“An owl’s internal body clock prevents him or her from falling asleep early enough to get enough sleep before they must wake to meet their obligations,” she said in an email.
“I would speculate that if night owls were allowed to follow their preferred schedules, there would be fewer risks associated with being an owl.”
Dr. Daniel Gartenberg, a sleep coach who once gave a TED Talk on the benefits of deep sleep, agreed.
“In my opinion, the problem isn’t when you sleep, but the natural misalignment in the sleep schedule of those who work a 9-to-5 job,” he said.
For owls, this is a bit of a problem.
While their bodies might not be ready for sleep until the wee hours, society remains steadfast in its belief that earlier is better.
“It’s these societal pressures that contribute to a growing number of sleep-deprived individuals,” Gartenberg said.
In Seattle, one school district started class an hour later each day for a test group of students at two high schools to see if a later start time would be a solution for sleep deprivation among children.
Those who benefited from the extra hour slept an additional 34 minutes, on average. And while an extra half-hour might seem inconsequential, the additional rest led to a 4.5 percent increase in their median final classroom grades.
This, in most classrooms, constitutes half a letter grade: the difference between an A and a B or a passing grade and a failing one, in some cases.
The results were mirrored in a 2017 survey by the Centers for Disease Control and Prevention.
It stated that only a quarter of high school-age children were sleeping the recommended eight hours each night, and that students could benefit from a few additional hours of shut-eye each night.
It’s not just students.
A 2013 survey of more than 2,000 working adults suggested that the autonomy to pick their own schedule increased employee output.
The survey, conducted by the research division of Gensler, an architecture and design firm, noted increased job satisfaction, higher productivity and a more favorable view of employers among workers who were allowed to pick when and where they worked each day.
Is it worth trying to force a night owl to be a morning lark?
If you’re a night owl, Sharkey believes you should try to shift to an earlier schedule only if it helps you get more sleep.
For some people, she notes, this adaptation is unreasonable “because they struggle to adapt to societal demands and experience negative consequences and feel unwell.”
While there are dozens of tricks to make a night owl more of a lark — avoiding screens at night, limiting caffeine intake, sleeping in a cooler space or cutting calories after a certain hour — few are likely to make much of a difference over the long term.
In a biological sense, you’re just fighting against yourself.
The ideal solution, according to our experts, is to find ways to embrace your natural rhythm, even if it means finding a more flexible job or taking night courses instead of morning ones.
Bryan Clark writes for The New York Times from San Diego.
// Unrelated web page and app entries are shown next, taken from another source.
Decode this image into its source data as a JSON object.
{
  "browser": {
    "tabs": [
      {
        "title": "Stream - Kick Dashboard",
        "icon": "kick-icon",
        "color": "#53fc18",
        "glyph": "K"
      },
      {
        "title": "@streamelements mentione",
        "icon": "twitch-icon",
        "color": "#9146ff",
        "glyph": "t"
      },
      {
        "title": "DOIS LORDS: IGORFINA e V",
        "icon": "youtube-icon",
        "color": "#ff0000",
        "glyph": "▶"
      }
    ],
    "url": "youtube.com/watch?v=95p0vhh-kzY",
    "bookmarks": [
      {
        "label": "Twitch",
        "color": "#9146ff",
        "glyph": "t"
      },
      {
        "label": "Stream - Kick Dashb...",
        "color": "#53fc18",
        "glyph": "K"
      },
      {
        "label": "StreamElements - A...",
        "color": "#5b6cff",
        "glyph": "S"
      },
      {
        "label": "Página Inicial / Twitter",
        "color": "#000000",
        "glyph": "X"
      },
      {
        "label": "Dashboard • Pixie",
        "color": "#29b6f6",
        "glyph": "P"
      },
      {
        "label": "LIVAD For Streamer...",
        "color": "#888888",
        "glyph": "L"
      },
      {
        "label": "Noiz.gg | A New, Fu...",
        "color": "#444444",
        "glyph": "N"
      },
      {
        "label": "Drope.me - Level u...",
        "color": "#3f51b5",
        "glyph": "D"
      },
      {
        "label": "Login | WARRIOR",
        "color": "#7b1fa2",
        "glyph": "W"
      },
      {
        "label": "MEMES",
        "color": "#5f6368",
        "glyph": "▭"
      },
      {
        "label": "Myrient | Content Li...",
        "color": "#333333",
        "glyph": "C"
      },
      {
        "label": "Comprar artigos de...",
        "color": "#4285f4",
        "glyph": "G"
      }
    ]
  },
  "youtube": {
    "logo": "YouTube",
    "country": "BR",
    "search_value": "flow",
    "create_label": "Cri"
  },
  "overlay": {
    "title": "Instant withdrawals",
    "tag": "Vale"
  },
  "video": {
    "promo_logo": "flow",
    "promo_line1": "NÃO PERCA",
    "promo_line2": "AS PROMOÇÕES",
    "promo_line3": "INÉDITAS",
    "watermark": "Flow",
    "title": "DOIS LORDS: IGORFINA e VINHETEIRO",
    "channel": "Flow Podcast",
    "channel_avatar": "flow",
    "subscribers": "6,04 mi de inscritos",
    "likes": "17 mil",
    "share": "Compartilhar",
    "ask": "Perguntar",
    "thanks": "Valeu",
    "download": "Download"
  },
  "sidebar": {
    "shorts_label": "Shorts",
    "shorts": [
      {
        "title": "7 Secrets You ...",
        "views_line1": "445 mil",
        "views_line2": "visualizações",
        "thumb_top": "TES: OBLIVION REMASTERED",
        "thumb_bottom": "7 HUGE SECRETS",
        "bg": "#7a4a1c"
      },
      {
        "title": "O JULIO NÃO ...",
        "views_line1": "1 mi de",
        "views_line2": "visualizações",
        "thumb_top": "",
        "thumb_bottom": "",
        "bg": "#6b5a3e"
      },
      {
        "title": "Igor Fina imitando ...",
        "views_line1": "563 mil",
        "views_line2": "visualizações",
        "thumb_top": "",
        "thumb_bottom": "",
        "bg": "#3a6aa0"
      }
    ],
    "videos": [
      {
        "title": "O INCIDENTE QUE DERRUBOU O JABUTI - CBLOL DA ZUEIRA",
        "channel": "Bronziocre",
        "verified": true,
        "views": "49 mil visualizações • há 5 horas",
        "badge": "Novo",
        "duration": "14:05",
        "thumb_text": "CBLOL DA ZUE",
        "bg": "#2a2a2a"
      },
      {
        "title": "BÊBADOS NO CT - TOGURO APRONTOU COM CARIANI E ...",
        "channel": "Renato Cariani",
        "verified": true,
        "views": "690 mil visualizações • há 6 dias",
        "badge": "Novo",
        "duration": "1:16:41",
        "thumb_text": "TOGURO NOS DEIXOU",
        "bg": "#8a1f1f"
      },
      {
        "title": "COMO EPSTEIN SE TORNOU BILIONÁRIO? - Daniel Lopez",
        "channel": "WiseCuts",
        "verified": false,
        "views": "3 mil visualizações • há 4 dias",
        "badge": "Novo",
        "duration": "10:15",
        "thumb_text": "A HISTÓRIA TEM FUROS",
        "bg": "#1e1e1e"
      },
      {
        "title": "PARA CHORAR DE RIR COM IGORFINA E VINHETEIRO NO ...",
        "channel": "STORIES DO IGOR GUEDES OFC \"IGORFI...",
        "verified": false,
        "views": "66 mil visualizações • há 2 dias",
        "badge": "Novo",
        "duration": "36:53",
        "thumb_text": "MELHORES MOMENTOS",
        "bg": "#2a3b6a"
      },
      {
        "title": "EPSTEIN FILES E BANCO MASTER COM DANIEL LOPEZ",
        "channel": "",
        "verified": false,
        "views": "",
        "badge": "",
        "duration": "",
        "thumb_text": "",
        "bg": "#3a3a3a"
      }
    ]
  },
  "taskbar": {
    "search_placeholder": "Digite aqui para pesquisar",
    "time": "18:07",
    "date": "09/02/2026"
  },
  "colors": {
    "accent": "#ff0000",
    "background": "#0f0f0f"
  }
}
For more news from Vancouver Island and beyond delivered daily into your inbox, please click here.